- [Problem]: Restate the records that follow. Every word must match.

/---

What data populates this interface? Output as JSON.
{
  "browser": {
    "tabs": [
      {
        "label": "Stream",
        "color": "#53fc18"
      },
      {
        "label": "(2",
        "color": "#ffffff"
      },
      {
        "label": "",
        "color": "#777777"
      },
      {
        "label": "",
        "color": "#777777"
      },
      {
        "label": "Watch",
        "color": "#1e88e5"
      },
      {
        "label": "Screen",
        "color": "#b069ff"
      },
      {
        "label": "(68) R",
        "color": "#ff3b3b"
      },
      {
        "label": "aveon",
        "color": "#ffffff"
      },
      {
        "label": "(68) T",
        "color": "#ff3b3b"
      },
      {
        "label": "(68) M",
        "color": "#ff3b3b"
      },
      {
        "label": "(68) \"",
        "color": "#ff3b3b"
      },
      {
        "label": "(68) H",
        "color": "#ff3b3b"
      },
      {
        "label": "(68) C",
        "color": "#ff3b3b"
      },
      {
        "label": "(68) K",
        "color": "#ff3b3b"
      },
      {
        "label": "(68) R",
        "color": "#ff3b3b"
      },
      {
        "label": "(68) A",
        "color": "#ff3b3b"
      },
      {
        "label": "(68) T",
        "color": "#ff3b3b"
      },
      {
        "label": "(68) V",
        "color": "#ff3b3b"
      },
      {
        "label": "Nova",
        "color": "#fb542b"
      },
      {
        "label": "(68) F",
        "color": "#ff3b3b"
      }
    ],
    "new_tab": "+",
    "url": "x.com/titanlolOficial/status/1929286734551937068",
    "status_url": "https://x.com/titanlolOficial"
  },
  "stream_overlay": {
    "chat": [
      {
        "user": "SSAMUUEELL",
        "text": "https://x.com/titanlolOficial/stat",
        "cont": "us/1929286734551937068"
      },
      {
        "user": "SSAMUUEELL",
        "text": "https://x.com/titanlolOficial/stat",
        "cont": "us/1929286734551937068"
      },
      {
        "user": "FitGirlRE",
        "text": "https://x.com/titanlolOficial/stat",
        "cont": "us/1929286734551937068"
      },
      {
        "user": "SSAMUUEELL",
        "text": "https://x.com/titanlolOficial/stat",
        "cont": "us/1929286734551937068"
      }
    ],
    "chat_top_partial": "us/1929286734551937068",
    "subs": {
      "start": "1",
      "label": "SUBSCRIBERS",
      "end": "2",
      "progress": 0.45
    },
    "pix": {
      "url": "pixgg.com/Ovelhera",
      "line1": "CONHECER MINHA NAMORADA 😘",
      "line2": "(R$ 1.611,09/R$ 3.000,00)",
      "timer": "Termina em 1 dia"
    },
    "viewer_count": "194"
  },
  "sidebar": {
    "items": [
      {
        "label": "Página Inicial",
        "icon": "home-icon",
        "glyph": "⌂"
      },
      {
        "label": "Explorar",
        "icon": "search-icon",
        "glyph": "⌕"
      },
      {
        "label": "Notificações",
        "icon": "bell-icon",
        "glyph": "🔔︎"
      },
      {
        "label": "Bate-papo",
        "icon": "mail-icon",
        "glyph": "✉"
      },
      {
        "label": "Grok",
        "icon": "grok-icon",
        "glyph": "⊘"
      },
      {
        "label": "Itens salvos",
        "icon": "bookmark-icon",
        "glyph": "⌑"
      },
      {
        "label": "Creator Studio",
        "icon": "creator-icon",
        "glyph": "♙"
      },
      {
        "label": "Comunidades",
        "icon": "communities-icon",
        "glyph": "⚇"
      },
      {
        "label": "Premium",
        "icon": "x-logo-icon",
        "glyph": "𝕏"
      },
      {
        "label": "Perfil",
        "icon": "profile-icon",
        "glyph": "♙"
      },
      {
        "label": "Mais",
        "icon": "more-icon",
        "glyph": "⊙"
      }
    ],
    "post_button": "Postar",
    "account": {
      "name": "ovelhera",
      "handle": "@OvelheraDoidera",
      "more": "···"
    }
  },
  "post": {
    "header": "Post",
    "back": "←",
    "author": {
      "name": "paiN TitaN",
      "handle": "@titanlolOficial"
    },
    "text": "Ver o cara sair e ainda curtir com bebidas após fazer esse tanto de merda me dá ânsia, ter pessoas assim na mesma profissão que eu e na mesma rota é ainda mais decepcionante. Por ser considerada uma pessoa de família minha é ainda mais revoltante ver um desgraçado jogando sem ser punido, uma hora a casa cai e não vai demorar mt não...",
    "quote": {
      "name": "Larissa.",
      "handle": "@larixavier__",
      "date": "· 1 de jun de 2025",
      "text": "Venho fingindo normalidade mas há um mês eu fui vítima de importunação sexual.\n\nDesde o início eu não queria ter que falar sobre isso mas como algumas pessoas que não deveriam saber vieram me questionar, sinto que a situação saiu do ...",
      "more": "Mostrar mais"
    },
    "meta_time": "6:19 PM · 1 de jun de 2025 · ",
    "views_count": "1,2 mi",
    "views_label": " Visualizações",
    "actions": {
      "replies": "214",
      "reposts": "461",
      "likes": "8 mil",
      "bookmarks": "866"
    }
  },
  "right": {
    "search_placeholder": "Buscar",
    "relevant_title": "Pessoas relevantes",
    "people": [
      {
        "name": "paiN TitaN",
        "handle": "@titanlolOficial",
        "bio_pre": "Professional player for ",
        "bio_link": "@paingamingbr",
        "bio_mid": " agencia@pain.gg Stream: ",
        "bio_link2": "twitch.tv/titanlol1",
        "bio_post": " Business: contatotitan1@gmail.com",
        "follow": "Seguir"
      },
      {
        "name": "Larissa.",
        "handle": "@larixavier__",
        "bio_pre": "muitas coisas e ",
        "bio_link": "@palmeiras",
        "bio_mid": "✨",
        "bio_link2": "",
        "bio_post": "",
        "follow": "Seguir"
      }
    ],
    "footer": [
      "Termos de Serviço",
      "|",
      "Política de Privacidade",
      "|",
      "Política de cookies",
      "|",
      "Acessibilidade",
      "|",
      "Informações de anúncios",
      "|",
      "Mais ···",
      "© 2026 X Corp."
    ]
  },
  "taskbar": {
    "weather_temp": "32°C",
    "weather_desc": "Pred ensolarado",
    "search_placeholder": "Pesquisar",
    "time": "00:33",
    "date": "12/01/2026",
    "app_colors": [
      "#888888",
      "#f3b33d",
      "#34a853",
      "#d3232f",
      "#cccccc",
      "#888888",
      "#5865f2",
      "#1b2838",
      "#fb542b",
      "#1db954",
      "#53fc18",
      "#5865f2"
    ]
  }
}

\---

- [Finished exercise]:
What data populates this interface? Output as JSON.
{
  "browser": {
    "tabs": [
      {
        "label": "Stream",
        "color": "#53fc18"
      },
      {
        "label": "(2",
        "color": "#ffffff"
      },
      {
        "label": "",
        "color": "#777777"
      },
      {
        "label": "",
        "color": "#777777"
      },
      {
        "label": "Watch",
        "color": "#1e88e5"
      },
      {
        "label": "Screen",
        "color": "#b069ff"
      },
      {
        "label": "(68) R",
        "color": "#ff3b3b"
      },
      {
        "label": "aveon",
        "color": "#ffffff"
      },
      {
        "label": "(68) T",
        "color": "#ff3b3b"
      },
      {
        "label": "(68) M",
        "color": "#ff3b3b"
      },
      {
        "label": "(68) \"",
        "color": "#ff3b3b"
      },
      {
        "label": "(68) H",
        "color": "#ff3b3b"
      },
      {
        "label": "(68) C",
        "color": "#ff3b3b"
      },
      {
        "label": "(68) K",
        "color": "#ff3b3b"
      },
      {
        "label": "(68) R",
        "color": "#ff3b3b"
      },
      {
        "label": "(68) A",
        "color": "#ff3b3b"
      },
      {
        "label": "(68) T",
        "color": "#ff3b3b"
      },
      {
        "label": "(68) V",
        "color": "#ff3b3b"
      },
      {
        "label": "Nova",
        "color": "#fb542b"
      },
      {
        "label": "(68) F",
        "color": "#ff3b3b"
      }
    ],
    "new_tab": "+",
    "url": "x.com/titanlolOficial/status/1929286734551937068",
    "status_url": "https://x.com/titanlolOficial"
  },
  "stream_overlay": {
    "chat": [
      {
        "user": "SSAMUUEELL",
        "text": "https://x.com/titanlolOficial/stat",
        "cont": "us/1929286734551937068"
      },
      {
        "user": "SSAMUUEELL",
        "text": "https://x.com/titanlolOficial/stat",
        "cont": "us/1929286734551937068"
      },
      {
        "user": "FitGirlRE",
        "text": "https://x.com/titanlolOficial/stat",
        "cont": "us/1929286734551937068"
      },
      {
        "user": "SSAMUUEELL",
        "text": "https://x.com/titanlolOficial/stat",
        "cont": "us/1929286734551937068"
      }
    ],
    "chat_top_partial": "us/1929286734551937068",
    "subs": {
      "start": "1",
      "label": "SUBSCRIBERS",
      "end": "2",
      "progress": 0.45
    },
    "pix": {
      "url": "pixgg.com/Ovelhera",
      "line1": "CONHECER MINHA NAMORADA 😘",
      "line2": "(R$ 1.611,09/R$ 3.000,00)",
      "timer": "Termina em 1 dia"
    },
    "viewer_count": "194"
  },
  "sidebar": {
    "items": [
      {
        "label": "Página Inicial",
        "icon": "home-icon",
        "glyph": "⌂"
      },
      {
        "label": "Explorar",
        "icon": "search-icon",
        "glyph": "⌕"
      },
      {
        "label": "Notificações",
        "icon": "bell-icon",
        "glyph": "🔔︎"
      },
      {
        "label": "Bate-papo",
        "icon": "mail-icon",
        "glyph": "✉"
      },
      {
        "label": "Grok",
        "icon": "grok-icon",
        "glyph": "⊘"
      },
      {
        "label": "Itens salvos",
        "icon": "bookmark-icon",
        "glyph": "⌑"
      },
      {
        "label": "Creator Studio",
        "icon": "creator-icon",
        "glyph": "♙"
      },
      {
        "label": "Comunidades",
        "icon": "communities-icon",
        "glyph": "⚇"
      },
      {
        "label": "Premium",
        "icon": "x-logo-icon",
        "glyph": "𝕏"
      },
      {
        "label": "Perfil",
        "icon": "profile-icon",
        "glyph": "♙"
      },
      {
        "label": "Mais",
        "icon": "more-icon",
        "glyph": "⊙"
      }
    ],
    "post_button": "Postar",
    "account": {
      "name": "ovelhera",
      "handle": "@OvelheraDoidera",
      "more": "···"
    }
  },
  "post": {
    "header": "Post",
    "back": "←",
    "author": {
      "name": "paiN TitaN",
      "handle": "@titanlolOficial"
    },
    "text": "Ver o cara sair e ainda curtir com bebidas após fazer esse tanto de merda me dá ânsia, ter pessoas assim na mesma profissão que eu e na mesma rota é ainda mais decepcionante. Por ser considerada uma pessoa de família minha é ainda mais revoltante ver um desgraçado jogando sem ser punido, uma hora a casa cai e não vai demorar mt não...",
    "quote": {
      "name": "Larissa.",
      "handle": "@larixavier__",
      "date": "· 1 de jun de 2025",
      "text": "Venho fingindo normalidade mas há um mês eu fui vítima de importunação sexual.\n\nDesde o início eu não queria ter que falar sobre isso mas como algumas pessoas que não deveriam saber vieram me questionar, sinto que a situação saiu do ...",
      "more": "Mostrar mais"
    },
    "meta_time": "6:19 PM · 1 de jun de 2025 · ",
    "views_count": "1,2 mi",
    "views_label": " Visualizações",
    "actions": {
      "replies": "214",
      "reposts": "461",
      "likes": "8 mil",
      "bookmarks": "866"
    }
  },
  "right": {
    "search_placeholder": "Buscar",
    "relevant_title": "Pessoas relevantes",
    "people": [
      {
        "name": "paiN TitaN",
        "handle": "@titanlolOficial",
        "bio_pre": "Professional player for ",
        "bio_link": "@paingamingbr",
        "bio_mid": " agencia@pain.gg Stream: ",
        "bio_link2": "twitch.tv/titanlol1",
        "bio_post": " Business: contatotitan1@gmail.com",
        "follow": "Seguir"
      },
      {
        "name": "Larissa.",
        "handle": "@larixavier__",
        "bio_pre": "muitas coisas e ",
        "bio_link": "@palmeiras",
        "bio_mid": "✨",
        "bio_link2": "",
        "bio_post": "",
        "follow": "Seguir"
      }
    ],
    "footer": [
      "Termos de Serviço",
      "|",
      "Política de Privacidade",
      "|",
      "Política de cookies",
      "|",
      "Acessibilidade",
      "|",
      "Informações de anúncios",
      "|",
      "Mais ···",
      "© 2026 X Corp."
    ]
  },
  "taskbar": {
    "weather_temp": "32°C",
    "weather_desc": "Pred ensolarado",
    "search_placeholder": "Pesquisar",
    "time": "00:33",
    "date": "12/01/2026",
    "app_colors": [
      "#888888",
      "#f3b33d",
      "#34a853",
      "#d3232f",
      "#cccccc",
      "#888888",
      "#5865f2",
      "#1b2838",
      "#fb542b",
      "#1db954",
      "#53fc18",
      "#5865f2"
    ]
  }
}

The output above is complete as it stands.